SOURCE MATERIAL →
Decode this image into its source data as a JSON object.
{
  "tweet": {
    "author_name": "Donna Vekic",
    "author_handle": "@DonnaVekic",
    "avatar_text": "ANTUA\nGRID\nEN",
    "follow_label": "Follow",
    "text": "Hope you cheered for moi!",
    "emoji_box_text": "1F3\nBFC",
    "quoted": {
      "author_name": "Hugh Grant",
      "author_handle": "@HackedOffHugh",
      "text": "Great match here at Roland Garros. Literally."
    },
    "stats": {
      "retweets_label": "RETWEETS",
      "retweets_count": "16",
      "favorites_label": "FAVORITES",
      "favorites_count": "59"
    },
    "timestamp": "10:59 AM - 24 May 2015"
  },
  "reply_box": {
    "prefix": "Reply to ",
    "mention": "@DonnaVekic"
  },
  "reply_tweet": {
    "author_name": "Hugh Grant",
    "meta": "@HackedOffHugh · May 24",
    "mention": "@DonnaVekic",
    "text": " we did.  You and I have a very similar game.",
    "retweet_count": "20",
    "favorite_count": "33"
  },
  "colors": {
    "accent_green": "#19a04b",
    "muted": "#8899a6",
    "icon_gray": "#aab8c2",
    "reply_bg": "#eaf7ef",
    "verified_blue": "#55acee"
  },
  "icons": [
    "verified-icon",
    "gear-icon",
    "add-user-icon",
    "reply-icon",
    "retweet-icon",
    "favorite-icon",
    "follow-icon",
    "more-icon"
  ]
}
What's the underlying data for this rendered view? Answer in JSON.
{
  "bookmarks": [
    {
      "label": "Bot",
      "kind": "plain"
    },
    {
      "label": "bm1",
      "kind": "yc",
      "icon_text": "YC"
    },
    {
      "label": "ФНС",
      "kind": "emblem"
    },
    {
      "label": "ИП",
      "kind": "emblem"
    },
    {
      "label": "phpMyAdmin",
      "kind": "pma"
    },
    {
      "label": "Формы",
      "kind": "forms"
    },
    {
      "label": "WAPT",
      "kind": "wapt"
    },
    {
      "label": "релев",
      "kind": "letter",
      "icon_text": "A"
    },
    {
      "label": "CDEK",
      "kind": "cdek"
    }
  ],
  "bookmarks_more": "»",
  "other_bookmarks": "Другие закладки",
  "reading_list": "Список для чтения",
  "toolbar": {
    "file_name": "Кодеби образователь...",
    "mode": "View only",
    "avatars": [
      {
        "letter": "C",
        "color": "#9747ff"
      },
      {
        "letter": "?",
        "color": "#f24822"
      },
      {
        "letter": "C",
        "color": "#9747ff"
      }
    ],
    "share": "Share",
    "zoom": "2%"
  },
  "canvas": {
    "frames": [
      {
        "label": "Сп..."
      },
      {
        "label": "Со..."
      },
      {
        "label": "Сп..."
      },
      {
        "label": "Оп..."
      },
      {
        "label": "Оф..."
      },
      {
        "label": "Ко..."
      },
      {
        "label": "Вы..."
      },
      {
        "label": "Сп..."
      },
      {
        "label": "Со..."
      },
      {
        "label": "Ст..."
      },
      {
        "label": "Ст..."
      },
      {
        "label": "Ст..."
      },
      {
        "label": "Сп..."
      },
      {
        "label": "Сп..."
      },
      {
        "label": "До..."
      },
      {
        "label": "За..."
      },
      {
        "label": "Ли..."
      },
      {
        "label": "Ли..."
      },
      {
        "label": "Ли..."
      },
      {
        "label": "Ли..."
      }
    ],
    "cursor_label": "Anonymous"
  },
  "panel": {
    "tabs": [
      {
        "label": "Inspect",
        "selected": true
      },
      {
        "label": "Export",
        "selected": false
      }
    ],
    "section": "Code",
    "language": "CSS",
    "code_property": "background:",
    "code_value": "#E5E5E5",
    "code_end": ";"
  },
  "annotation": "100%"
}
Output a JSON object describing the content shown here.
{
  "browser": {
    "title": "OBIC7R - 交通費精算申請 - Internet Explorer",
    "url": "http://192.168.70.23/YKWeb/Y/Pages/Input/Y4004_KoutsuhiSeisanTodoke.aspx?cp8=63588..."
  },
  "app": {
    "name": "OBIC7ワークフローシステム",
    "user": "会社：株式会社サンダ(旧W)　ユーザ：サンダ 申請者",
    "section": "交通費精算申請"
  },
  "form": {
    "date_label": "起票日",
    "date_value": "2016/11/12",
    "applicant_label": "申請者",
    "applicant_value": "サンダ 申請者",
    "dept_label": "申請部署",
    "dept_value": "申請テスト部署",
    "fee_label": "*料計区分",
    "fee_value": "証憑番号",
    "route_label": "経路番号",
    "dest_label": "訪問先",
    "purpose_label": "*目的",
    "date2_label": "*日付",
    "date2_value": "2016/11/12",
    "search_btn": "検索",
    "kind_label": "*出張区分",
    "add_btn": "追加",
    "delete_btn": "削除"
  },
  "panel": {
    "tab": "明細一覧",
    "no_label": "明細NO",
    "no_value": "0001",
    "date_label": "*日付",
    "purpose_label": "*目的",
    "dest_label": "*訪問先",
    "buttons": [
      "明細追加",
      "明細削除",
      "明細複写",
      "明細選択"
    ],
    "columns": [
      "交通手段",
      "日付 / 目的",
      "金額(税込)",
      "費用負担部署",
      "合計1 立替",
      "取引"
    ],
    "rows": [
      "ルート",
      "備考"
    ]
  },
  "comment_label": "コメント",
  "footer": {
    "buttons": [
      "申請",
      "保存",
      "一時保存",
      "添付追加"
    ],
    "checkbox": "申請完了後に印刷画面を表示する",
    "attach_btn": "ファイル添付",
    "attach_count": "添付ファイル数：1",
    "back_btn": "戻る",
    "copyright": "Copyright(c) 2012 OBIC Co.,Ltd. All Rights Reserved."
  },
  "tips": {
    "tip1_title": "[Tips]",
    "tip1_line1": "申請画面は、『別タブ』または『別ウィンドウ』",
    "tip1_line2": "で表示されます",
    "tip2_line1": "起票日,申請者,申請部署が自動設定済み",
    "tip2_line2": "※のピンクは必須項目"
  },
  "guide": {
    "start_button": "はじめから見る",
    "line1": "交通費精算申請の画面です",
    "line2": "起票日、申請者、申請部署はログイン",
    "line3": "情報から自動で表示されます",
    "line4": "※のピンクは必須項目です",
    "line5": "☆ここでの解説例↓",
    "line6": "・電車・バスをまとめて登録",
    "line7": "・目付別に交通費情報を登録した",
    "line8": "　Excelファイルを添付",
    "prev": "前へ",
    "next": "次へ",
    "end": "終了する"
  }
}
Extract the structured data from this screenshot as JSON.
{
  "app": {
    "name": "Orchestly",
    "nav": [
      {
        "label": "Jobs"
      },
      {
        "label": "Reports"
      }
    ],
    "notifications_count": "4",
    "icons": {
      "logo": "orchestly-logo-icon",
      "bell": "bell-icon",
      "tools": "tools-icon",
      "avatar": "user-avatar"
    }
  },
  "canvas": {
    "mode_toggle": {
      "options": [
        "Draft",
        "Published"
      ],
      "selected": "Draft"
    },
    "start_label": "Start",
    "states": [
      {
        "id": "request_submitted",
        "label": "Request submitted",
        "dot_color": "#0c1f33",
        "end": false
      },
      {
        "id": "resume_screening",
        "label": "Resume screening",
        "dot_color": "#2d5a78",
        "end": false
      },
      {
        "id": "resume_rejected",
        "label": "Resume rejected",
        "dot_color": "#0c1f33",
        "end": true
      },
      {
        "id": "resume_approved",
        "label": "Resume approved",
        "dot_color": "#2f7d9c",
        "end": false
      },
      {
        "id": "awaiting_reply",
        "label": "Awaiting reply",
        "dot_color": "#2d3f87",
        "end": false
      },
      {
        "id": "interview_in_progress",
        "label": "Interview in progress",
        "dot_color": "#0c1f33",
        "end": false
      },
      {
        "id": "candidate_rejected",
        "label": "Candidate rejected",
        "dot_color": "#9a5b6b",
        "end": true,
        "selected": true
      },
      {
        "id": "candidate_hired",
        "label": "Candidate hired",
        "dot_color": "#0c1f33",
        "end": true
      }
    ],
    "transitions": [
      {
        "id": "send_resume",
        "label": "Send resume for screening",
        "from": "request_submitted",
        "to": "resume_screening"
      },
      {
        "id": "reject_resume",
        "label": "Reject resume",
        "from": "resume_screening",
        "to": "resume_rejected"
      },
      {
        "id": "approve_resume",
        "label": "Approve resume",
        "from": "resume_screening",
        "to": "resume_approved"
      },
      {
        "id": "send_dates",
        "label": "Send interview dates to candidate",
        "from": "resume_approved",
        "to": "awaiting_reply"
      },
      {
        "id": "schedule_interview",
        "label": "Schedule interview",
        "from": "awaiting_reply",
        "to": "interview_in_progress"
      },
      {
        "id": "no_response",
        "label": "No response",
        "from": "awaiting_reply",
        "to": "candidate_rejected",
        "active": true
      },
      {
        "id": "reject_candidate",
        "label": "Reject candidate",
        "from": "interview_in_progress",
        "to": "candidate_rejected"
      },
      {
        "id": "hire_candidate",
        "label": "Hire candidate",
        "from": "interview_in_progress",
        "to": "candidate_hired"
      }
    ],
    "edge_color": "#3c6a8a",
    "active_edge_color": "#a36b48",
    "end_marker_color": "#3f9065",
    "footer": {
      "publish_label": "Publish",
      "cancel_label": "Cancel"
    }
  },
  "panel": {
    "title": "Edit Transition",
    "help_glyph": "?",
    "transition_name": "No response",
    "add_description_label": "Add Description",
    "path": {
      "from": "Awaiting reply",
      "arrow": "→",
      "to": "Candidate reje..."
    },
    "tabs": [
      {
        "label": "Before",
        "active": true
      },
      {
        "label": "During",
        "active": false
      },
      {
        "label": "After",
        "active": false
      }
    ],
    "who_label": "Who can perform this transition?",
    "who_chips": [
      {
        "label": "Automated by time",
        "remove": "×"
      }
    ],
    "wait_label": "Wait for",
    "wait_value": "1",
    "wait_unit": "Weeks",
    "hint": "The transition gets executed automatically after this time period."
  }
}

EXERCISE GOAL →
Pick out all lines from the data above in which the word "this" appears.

COMPLETED TASK →
Decode this image into its source data as a JSON object.
What's the underlying data for this rendered view? Answer in JSON.
Extract the structured data from this screenshot as JSON.
    "who_label": "Who can perform this transition?",
    "hint": "The transition gets executed automatically after this time period."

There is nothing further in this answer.